=== EXERCISE PROMPT ===
Copy out every line holding the string "conversation" from the records below.

=== AVAILABLE DATA ===
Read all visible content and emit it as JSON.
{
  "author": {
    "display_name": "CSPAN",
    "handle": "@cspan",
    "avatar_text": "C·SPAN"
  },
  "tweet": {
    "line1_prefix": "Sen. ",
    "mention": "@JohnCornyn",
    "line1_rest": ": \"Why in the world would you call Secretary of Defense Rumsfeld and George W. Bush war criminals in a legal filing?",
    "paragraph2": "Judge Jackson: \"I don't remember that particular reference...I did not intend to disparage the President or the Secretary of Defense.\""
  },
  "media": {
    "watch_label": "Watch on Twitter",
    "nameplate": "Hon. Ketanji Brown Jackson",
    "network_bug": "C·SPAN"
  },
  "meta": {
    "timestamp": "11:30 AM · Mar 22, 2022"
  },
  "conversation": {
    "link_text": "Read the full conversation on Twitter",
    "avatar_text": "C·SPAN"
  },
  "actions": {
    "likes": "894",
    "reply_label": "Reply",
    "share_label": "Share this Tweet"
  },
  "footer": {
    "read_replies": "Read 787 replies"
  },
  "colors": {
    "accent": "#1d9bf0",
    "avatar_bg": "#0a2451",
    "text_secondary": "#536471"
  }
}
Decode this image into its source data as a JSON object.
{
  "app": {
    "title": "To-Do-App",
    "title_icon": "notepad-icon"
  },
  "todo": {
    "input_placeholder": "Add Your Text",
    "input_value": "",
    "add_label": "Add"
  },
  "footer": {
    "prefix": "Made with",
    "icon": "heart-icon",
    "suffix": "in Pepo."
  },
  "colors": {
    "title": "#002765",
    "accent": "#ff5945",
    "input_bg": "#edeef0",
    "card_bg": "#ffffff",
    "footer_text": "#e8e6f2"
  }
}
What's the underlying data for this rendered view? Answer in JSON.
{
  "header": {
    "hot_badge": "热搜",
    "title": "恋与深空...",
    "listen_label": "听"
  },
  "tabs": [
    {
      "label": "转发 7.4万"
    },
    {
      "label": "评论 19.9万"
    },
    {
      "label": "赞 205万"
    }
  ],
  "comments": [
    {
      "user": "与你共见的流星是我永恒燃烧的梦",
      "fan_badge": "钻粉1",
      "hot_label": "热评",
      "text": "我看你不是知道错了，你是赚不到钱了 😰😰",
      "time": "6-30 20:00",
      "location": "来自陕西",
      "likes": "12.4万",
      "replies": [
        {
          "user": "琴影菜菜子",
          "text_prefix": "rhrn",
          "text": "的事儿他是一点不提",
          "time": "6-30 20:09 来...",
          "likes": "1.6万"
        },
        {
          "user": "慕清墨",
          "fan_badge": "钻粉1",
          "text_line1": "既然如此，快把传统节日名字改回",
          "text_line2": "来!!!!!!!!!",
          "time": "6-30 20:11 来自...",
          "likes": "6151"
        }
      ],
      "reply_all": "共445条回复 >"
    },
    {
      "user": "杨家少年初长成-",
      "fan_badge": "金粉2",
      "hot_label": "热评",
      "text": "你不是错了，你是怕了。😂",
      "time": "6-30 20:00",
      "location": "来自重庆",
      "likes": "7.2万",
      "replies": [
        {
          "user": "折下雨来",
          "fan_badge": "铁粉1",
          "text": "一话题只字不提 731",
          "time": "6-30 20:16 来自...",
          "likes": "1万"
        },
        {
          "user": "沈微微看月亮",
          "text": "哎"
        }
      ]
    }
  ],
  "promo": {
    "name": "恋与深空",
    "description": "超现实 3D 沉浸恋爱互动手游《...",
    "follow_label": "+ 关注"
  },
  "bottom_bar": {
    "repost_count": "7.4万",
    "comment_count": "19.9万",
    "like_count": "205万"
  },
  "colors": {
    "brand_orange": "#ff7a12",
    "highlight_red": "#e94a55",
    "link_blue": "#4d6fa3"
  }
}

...

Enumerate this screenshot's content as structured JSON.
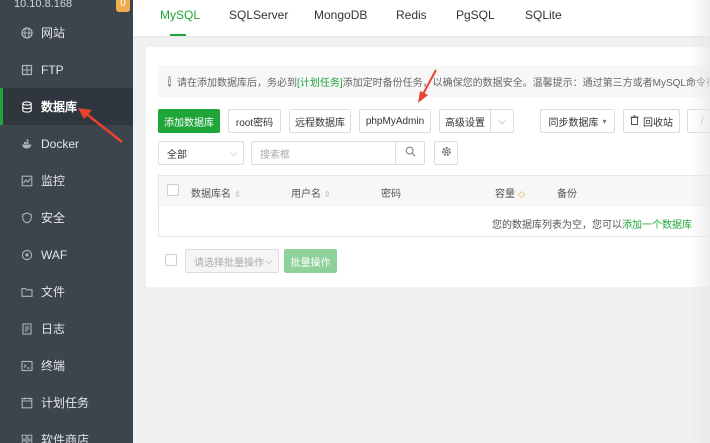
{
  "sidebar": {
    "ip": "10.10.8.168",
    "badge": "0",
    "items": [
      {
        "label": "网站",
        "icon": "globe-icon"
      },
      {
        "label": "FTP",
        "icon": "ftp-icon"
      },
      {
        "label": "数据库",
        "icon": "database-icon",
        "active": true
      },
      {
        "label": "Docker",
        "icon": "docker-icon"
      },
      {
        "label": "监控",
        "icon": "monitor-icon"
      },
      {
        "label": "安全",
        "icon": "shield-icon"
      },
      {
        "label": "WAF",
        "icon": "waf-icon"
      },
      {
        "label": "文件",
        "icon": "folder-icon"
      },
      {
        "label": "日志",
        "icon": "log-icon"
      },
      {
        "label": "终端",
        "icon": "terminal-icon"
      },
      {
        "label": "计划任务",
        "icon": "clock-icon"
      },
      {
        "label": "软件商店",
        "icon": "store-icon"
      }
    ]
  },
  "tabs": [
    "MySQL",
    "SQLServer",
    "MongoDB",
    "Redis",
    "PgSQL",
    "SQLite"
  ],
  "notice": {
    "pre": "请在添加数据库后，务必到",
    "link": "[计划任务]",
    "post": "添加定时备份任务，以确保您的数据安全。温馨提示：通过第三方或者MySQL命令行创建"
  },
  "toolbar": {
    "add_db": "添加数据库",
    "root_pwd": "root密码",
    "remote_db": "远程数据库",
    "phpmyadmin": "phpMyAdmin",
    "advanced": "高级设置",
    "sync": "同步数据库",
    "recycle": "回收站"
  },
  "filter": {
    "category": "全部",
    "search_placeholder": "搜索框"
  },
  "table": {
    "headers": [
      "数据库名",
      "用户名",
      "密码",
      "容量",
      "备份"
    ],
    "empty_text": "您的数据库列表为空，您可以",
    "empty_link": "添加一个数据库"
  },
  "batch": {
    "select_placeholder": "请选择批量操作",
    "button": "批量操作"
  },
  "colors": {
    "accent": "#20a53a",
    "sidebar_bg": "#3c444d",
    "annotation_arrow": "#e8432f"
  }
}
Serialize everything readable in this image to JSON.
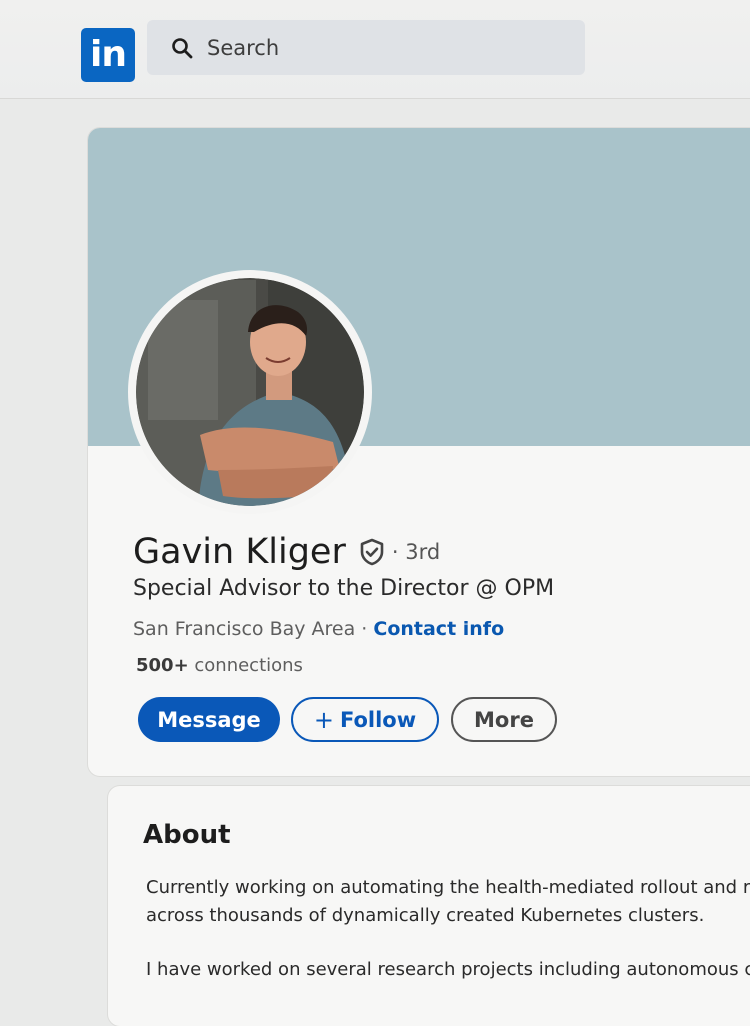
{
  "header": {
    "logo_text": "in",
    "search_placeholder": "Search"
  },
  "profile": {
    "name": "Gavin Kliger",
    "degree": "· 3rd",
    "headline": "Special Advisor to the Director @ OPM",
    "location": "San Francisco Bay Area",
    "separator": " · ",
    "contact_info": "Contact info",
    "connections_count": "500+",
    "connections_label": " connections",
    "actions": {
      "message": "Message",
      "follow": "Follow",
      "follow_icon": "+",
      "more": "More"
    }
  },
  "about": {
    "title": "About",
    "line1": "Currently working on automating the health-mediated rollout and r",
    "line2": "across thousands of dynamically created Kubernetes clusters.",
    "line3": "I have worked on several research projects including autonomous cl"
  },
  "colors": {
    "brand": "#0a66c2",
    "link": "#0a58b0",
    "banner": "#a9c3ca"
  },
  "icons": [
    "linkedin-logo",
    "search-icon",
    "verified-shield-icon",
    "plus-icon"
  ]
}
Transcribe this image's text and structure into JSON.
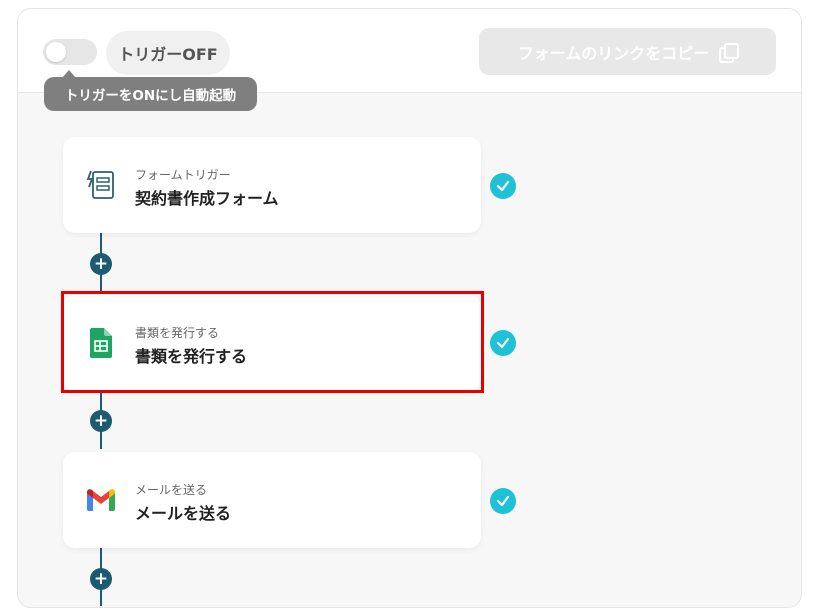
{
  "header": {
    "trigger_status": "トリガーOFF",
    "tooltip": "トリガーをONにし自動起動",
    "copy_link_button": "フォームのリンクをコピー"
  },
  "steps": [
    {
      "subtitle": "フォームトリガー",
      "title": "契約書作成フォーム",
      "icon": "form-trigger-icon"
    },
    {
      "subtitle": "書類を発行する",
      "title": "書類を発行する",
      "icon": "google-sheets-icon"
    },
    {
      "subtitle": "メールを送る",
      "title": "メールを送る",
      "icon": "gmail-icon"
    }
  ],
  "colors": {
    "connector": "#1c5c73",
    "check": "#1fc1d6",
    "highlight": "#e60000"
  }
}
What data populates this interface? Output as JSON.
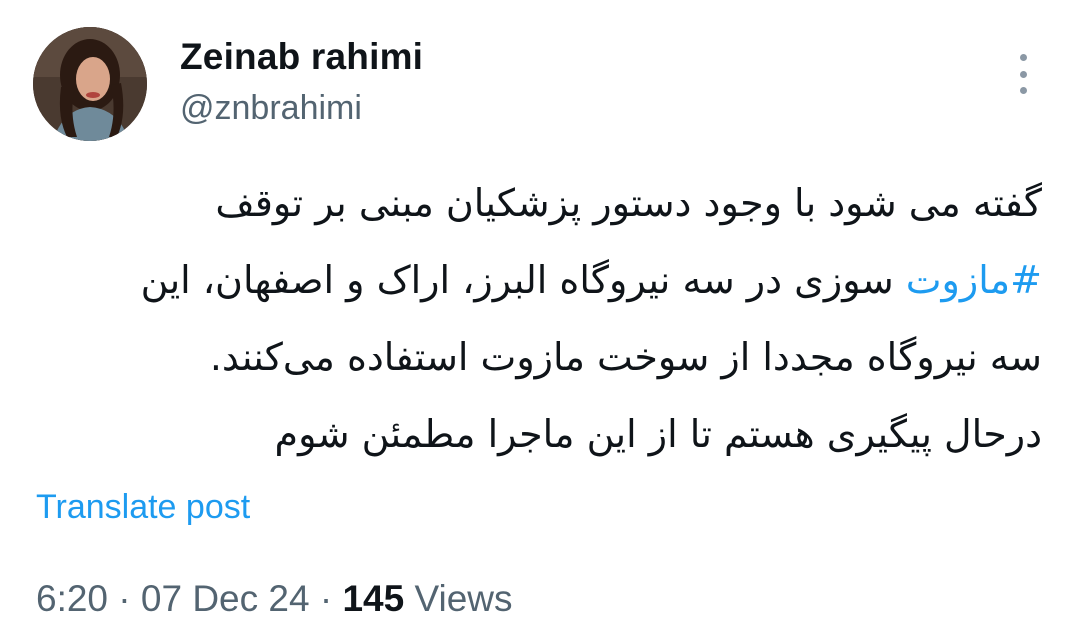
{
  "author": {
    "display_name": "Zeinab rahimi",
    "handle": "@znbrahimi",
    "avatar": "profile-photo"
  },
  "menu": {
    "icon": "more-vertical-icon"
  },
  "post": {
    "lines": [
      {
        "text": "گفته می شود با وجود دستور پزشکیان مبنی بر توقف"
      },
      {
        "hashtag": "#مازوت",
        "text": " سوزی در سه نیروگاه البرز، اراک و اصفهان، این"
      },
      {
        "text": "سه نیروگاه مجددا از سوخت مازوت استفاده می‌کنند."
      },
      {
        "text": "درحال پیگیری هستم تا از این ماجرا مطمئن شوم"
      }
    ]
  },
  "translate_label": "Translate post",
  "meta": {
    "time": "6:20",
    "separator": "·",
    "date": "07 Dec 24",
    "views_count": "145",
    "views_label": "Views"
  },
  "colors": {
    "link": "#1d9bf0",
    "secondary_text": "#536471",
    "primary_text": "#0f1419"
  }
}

=== RESULT FOR THIS TASK ===
  "conversation": {
    "link_text": "Read the full conversation on Twitter",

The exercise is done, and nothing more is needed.